When you play piano bar, one's eating schedule becomes different. For example, a typical evening shift would start at 9 pm and end at 1 am. Then whoever you happen to be hanging out with says "Let's go out to breakfast"! So we would go to an all night coffee shop. These were fairly common in Hollywood. Denny's comes to mind. There was one coffeeshop/bar (I think it was called "The Parrot Cage") in Hollywood that served breakfast and then had after hours jazz sessions, so we would go to that (usually on weekends). Some of those sessions were interesting, I actually caught Oscar Peterson playing there once.
Hanging Out in Newport Beach
About the time I was playing at Ricky's in Glendale, I met a girl named Diane through the son of an artist friend of my mother's. We started dating and she asked if I wanted to share the rent with her. She was living on Balboa Island, just below Newport Beach, and it seemed like a good idea at the time. So for about a year I was living at two addresses one in Glendale and the other on Balboa Island. Commuting was interesting, because I was still working at the art factory in Burbank and playing piano bar at a place in Newport Beach called the Golden Anchor. I would sometimes sit in at other places like Sid's Blue Beat and The Barristers, The Newporter Inn, and another (senior moment) place on Lido Isle.
Alas....as much as I loved the beach, I broke up with Diane and met a lady named Barbara who was to become my wife for 34 years. I married Barbara in 1966 and she was an actress who needed to be centrally located to all of the film studios, so we lived in the San Fernando Valley from then on. We didn't actually have a piano when we first got married, but Barbara realized my need for one and we found an old upright Haines Bros. student piano that had great action and I was happy again. I occasionally sat in and played local short gigs, but most of my emphasis was on making art, not music. The 60's were eventually over, and we moved into a new decade.

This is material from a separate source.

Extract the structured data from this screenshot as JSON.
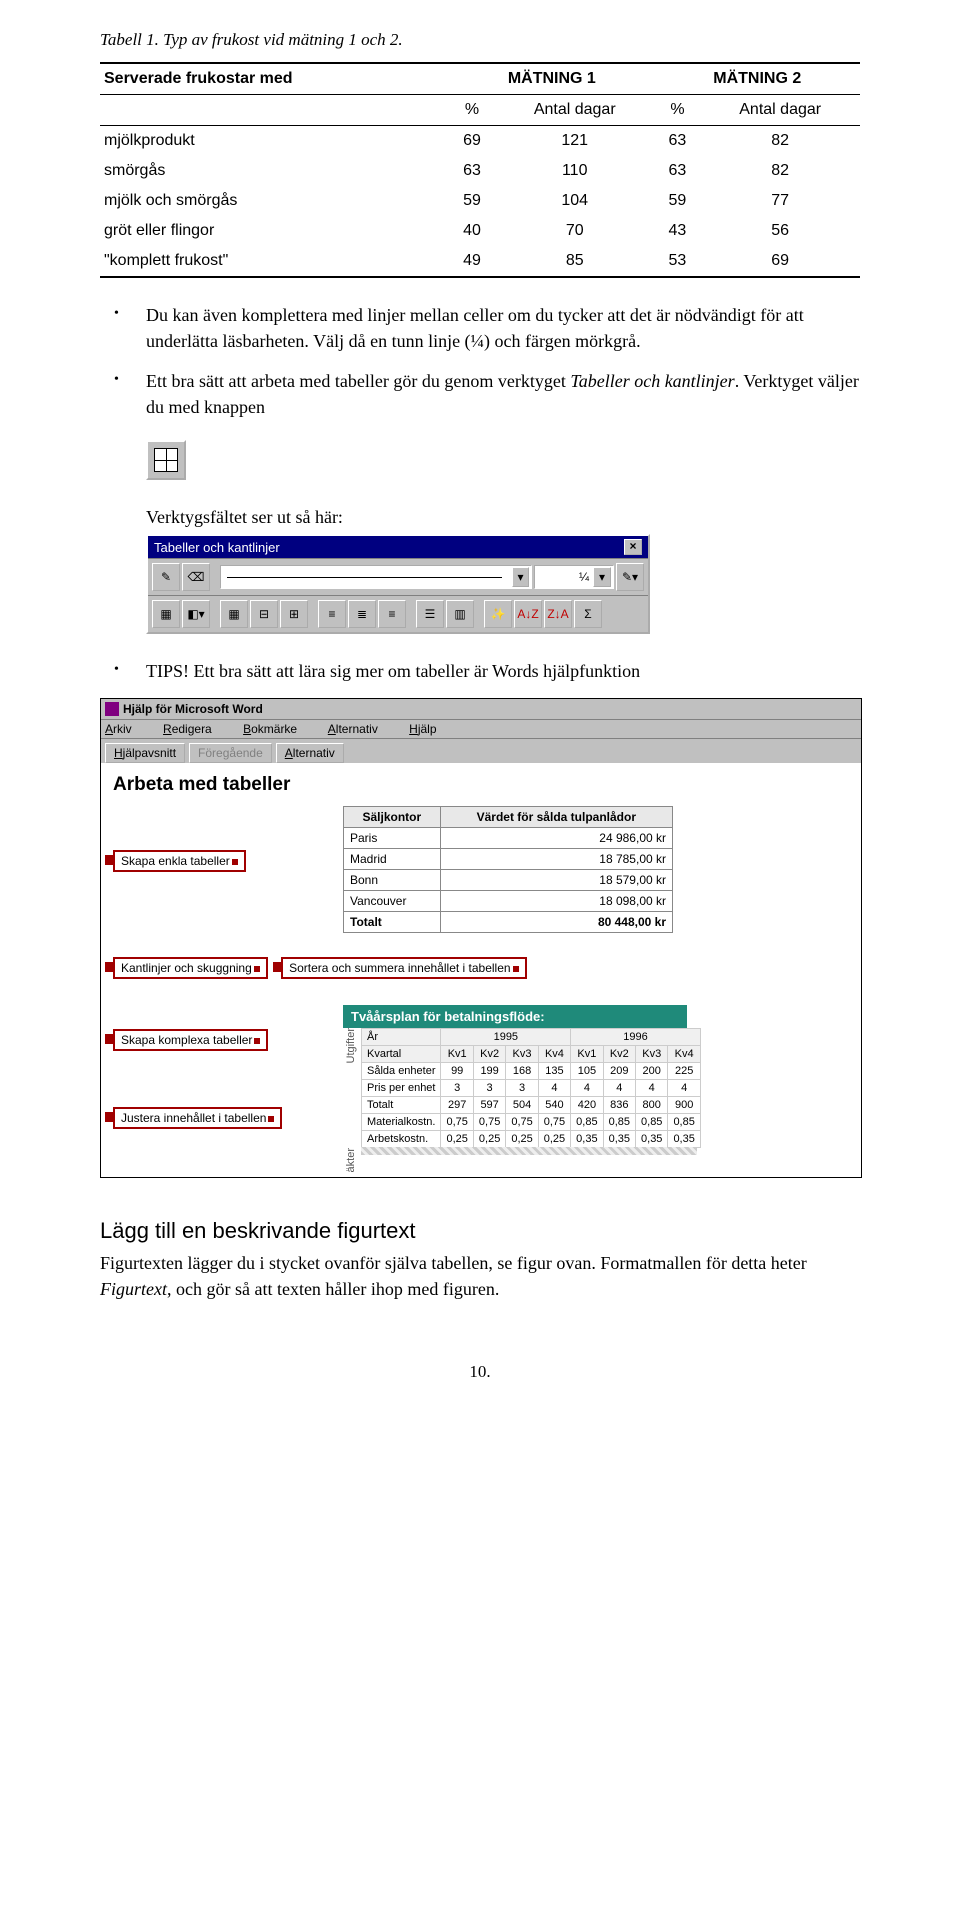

And Now For A Few Piano Bar Pictures........
Piano Bar Pic #2
Piano Bar Pic #3
Piano Bar Pic #4
Piano Music on Amazon
Very relaxing solo piano music by J. Norman Stewart